# EXERCISE REQUIREMENTS
The answer consists solely of the data below, reproduced exactly.

# DATASET

══════════

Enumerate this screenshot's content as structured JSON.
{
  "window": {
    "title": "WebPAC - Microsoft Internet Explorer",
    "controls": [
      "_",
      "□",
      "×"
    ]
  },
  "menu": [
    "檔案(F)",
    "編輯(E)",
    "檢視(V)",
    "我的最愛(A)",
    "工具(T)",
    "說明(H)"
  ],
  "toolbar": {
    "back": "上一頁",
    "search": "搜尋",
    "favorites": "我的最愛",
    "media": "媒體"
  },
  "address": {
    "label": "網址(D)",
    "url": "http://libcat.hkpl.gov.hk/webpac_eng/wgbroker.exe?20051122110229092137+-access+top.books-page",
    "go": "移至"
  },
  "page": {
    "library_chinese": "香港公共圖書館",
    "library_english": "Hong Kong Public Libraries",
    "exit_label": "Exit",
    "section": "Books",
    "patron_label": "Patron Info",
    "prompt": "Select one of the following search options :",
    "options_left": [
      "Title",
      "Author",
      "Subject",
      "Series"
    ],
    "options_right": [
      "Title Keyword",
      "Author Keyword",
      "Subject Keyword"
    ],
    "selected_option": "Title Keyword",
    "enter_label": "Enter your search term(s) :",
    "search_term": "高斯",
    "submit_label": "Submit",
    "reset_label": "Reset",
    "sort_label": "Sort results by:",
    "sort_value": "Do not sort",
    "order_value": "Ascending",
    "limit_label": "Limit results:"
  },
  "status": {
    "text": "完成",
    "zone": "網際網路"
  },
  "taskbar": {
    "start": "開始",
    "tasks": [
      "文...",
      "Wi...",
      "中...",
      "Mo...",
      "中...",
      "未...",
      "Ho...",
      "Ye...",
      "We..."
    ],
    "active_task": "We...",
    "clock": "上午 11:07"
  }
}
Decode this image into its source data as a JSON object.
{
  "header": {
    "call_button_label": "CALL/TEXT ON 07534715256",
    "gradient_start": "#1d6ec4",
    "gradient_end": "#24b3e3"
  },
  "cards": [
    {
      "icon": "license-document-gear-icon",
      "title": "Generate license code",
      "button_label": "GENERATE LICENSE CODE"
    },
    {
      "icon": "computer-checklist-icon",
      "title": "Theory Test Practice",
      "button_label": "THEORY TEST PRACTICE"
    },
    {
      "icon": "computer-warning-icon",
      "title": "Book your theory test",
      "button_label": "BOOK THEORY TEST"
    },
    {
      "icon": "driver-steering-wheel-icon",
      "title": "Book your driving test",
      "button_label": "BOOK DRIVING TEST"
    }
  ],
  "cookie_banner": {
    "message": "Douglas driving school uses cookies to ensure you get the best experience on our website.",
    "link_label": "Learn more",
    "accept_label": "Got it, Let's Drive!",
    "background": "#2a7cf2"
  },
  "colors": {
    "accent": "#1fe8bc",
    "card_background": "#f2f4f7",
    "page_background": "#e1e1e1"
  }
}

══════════

# EXERCISE ANSWER
Enumerate this screenshot's content as structured JSON.
{
  "window": {
    "title": "WebPAC - Microsoft Internet Explorer",
    "controls": [
      "_",
      "□",
      "×"
    ]
  },
  "menu": [
    "檔案(F)",
    "編輯(E)",
    "檢視(V)",
    "我的最愛(A)",
    "工具(T)",
    "說明(H)"
  ],
  "toolbar": {
    "back": "上一頁",
    "search": "搜尋",
    "favorites": "我的最愛",
    "media": "媒體"
  },
  "address": {
    "label": "網址(D)",
    "url": "http://libcat.hkpl.gov.hk/webpac_eng/wgbroker.exe?20051122110229092137+-access+top.books-page",
    "go": "移至"
  },
  "page": {
    "library_chinese": "香港公共圖書館",
    "library_english": "Hong Kong Public Libraries",
    "exit_label": "Exit",
    "section": "Books",
    "patron_label": "Patron Info",
    "prompt": "Select one of the following search options :",
    "options_left": [
      "Title",
      "Author",
      "Subject",
      "Series"
    ],
    "options_right": [
      "Title Keyword",
      "Author Keyword",
      "Subject Keyword"
    ],
    "selected_option": "Title Keyword",
    "enter_label": "Enter your search term(s) :",
    "search_term": "高斯",
    "submit_label": "Submit",
    "reset_label": "Reset",
    "sort_label": "Sort results by:",
    "sort_value": "Do not sort",
    "order_value": "Ascending",
    "limit_label": "Limit results:"
  },
  "status": {
    "text": "完成",
    "zone": "網際網路"
  },
  "taskbar": {
    "start": "開始",
    "tasks": [
      "文...",
      "Wi...",
      "中...",
      "Mo...",
      "中...",
      "未...",
      "Ho...",
      "Ye...",
      "We..."
    ],
    "active_task": "We...",
    "clock": "上午 11:07"
  }
}
Decode this image into its source data as a JSON object.
{
  "header": {
    "call_button_label": "CALL/TEXT ON 07534715256",
    "gradient_start": "#1d6ec4",
    "gradient_end": "#24b3e3"
  },
  "cards": [
    {
      "icon": "license-document-gear-icon",
      "title": "Generate license code",
      "button_label": "GENERATE LICENSE CODE"
    },
    {
      "icon": "computer-checklist-icon",
      "title": "Theory Test Practice",
      "button_label": "THEORY TEST PRACTICE"
    },
    {
      "icon": "computer-warning-icon",
      "title": "Book your theory test",
      "button_label": "BOOK THEORY TEST"
    },
    {
      "icon": "driver-steering-wheel-icon",
      "title": "Book your driving test",
      "button_label": "BOOK DRIVING TEST"
    }
  ],
  "cookie_banner": {
    "message": "Douglas driving school uses cookies to ensure you get the best experience on our website.",
    "link_label": "Learn more",
    "accept_label": "Got it, Let's Drive!",
    "background": "#2a7cf2"
  },
  "colors": {
    "accent": "#1fe8bc",
    "card_background": "#f2f4f7",
    "page_background": "#e1e1e1"
  }
}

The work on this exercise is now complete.